▸ **EXERCISE DIRECTIONS**
The word "margin" marks the lines to copy; find all of them in the entries below.

[Items from an interface collection]
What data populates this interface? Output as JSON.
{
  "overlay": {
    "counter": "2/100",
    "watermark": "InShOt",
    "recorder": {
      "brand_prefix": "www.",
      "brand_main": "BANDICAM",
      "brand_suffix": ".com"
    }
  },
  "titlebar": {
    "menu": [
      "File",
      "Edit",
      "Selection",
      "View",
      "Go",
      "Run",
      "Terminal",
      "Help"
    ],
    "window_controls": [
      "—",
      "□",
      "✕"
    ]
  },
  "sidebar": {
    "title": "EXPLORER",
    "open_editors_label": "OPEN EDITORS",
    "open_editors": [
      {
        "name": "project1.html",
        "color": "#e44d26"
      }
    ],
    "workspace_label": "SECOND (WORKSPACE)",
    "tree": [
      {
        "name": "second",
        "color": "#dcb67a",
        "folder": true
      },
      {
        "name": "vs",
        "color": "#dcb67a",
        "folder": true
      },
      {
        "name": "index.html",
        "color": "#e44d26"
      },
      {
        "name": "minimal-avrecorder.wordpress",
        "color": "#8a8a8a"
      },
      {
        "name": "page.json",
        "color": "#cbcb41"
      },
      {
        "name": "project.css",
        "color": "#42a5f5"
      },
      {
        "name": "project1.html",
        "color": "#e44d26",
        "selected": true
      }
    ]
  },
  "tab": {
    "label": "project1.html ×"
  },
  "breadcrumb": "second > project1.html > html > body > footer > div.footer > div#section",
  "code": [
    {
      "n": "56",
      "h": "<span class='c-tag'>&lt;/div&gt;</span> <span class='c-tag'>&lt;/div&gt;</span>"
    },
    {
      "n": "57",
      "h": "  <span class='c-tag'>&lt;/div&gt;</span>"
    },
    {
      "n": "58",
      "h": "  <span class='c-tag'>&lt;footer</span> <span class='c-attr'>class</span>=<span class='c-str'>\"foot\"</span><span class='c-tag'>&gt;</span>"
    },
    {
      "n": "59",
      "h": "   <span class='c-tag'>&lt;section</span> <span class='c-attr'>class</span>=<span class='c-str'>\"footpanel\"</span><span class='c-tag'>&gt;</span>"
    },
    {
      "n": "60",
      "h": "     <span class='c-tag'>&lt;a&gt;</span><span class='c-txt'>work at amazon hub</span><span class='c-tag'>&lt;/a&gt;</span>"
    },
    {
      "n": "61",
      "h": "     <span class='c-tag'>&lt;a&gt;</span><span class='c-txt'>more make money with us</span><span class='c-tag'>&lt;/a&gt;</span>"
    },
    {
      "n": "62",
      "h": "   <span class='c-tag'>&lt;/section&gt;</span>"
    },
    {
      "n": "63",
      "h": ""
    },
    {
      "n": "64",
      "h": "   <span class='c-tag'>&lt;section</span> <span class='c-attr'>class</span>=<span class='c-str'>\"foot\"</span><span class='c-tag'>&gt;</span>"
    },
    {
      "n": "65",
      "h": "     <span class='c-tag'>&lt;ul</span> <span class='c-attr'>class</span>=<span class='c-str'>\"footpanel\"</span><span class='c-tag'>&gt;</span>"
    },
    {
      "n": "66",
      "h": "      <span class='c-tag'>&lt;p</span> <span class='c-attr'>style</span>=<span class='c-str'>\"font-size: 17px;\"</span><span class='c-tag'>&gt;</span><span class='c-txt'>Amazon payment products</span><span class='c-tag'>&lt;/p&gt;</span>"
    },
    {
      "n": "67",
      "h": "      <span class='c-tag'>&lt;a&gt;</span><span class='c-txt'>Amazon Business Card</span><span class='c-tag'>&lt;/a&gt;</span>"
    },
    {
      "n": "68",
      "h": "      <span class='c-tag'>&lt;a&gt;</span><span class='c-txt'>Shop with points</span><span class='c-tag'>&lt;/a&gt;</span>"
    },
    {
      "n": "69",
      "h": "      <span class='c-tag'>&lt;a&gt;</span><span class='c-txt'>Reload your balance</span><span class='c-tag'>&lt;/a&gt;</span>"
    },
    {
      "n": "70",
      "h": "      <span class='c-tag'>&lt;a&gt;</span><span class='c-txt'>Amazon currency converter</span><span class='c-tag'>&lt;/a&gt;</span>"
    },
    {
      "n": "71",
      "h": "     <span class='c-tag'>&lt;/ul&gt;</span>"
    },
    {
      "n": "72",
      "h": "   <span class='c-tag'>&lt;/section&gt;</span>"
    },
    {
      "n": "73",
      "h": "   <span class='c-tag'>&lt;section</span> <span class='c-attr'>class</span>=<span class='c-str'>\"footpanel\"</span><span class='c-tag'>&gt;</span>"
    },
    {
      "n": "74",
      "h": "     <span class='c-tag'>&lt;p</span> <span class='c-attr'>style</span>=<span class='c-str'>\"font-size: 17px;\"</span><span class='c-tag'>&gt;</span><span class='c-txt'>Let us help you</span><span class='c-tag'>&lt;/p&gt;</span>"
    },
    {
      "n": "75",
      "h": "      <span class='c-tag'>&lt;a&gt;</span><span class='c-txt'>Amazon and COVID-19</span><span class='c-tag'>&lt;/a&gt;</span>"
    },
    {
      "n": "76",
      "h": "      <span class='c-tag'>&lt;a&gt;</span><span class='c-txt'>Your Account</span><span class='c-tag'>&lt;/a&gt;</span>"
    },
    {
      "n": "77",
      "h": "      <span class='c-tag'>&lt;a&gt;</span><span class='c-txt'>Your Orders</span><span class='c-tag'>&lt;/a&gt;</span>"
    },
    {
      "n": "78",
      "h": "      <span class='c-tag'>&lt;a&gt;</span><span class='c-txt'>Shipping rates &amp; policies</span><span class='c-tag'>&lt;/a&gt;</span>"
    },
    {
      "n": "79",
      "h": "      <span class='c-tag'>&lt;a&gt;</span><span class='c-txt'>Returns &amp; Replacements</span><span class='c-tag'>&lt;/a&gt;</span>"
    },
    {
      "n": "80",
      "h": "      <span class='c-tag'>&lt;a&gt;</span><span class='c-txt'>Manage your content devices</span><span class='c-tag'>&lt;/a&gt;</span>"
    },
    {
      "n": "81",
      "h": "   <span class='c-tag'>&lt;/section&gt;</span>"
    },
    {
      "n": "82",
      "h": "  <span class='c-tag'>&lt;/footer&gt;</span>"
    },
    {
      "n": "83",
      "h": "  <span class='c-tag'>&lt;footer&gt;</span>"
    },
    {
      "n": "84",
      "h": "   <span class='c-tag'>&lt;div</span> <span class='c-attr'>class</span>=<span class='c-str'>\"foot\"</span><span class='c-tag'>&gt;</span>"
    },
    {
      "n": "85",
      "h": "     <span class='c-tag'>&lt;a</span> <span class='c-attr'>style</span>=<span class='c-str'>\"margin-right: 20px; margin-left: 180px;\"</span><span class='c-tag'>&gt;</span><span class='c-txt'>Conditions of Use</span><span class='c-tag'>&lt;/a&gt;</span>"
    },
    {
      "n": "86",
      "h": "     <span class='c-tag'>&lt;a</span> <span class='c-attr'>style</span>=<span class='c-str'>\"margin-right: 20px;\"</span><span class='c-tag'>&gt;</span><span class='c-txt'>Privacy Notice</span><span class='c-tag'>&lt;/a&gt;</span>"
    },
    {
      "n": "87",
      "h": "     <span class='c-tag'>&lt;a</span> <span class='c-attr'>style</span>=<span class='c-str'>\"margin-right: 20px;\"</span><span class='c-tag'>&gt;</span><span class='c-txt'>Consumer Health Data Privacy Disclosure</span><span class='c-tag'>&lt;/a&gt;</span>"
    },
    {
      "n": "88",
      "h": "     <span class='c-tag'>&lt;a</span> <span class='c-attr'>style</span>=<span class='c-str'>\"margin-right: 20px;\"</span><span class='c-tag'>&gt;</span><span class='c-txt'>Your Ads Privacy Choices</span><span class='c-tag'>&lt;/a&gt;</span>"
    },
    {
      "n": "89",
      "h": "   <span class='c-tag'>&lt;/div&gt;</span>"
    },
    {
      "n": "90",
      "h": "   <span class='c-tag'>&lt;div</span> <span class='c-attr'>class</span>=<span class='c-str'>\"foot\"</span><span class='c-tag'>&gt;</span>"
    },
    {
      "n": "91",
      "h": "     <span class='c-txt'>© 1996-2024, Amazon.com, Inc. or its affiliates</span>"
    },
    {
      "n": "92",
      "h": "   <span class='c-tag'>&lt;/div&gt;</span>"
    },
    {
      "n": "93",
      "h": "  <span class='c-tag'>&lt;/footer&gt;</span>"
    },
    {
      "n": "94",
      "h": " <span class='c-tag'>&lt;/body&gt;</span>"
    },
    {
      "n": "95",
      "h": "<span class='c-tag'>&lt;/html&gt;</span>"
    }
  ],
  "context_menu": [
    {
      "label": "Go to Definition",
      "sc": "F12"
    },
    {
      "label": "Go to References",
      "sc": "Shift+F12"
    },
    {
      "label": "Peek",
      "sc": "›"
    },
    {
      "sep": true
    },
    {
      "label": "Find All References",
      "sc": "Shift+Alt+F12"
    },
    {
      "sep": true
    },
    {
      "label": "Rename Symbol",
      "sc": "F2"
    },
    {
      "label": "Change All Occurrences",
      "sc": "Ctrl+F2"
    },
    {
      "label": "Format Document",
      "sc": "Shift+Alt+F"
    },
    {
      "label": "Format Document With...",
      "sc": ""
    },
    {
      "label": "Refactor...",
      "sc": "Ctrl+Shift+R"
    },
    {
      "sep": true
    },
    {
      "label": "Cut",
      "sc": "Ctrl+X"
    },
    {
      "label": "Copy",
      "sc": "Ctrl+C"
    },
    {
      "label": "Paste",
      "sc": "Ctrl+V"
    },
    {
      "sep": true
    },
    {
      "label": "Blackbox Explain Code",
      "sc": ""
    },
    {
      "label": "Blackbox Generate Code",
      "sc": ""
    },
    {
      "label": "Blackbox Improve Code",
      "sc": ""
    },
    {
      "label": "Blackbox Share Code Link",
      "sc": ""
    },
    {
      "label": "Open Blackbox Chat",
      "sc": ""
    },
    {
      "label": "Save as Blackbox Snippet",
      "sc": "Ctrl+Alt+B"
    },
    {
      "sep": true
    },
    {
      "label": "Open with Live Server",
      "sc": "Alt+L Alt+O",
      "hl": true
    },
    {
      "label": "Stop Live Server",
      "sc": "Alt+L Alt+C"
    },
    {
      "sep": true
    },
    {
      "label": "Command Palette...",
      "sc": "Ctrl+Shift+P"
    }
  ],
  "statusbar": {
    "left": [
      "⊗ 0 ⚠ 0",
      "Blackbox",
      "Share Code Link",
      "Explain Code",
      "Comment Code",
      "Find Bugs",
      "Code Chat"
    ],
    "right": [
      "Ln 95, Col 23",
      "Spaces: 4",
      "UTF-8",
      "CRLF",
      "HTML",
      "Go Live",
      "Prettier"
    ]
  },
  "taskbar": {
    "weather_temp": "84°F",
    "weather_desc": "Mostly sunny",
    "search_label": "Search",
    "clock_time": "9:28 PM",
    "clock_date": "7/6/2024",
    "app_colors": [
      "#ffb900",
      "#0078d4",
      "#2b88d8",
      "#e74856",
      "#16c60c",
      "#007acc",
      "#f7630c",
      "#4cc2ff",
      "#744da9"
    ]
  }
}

▸ **ANSWER FOR THIS EXERCISE**
      "h": "     <span class='c-tag'>&lt;a</span> <span class='c-attr'>style</span>=<span class='c-str'>\"margin-right: 20px; margin-left: 180px;\"</span><span class='c-tag'>&gt;</span><span class='c-txt'>Conditions of Use</span><span class='c-tag'>&lt;/a&gt;</span>"
      "h": "     <span class='c-tag'>&lt;a</span> <span class='c-attr'>style</span>=<span class='c-str'>\"margin-right: 20px;\"</span><span class='c-tag'>&gt;</span><span class='c-txt'>Privacy Notice</span><span class='c-tag'>&lt;/a&gt;</span>"
      "h": "     <span class='c-tag'>&lt;a</span> <span class='c-attr'>style</span>=<span class='c-str'>\"margin-right: 20px;\"</span><span class='c-tag'>&gt;</span><span class='c-txt'>Consumer Health Data Privacy Disclosure</span><span class='c-tag'>&lt;/a&gt;</span>"
      "h": "     <span class='c-tag'>&lt;a</span> <span class='c-attr'>style</span>=<span class='c-str'>\"margin-right: 20px;\"</span><span class='c-tag'>&gt;</span><span class='c-txt'>Your Ads Privacy Choices</span><span class='c-tag'>&lt;/a&gt;</span>"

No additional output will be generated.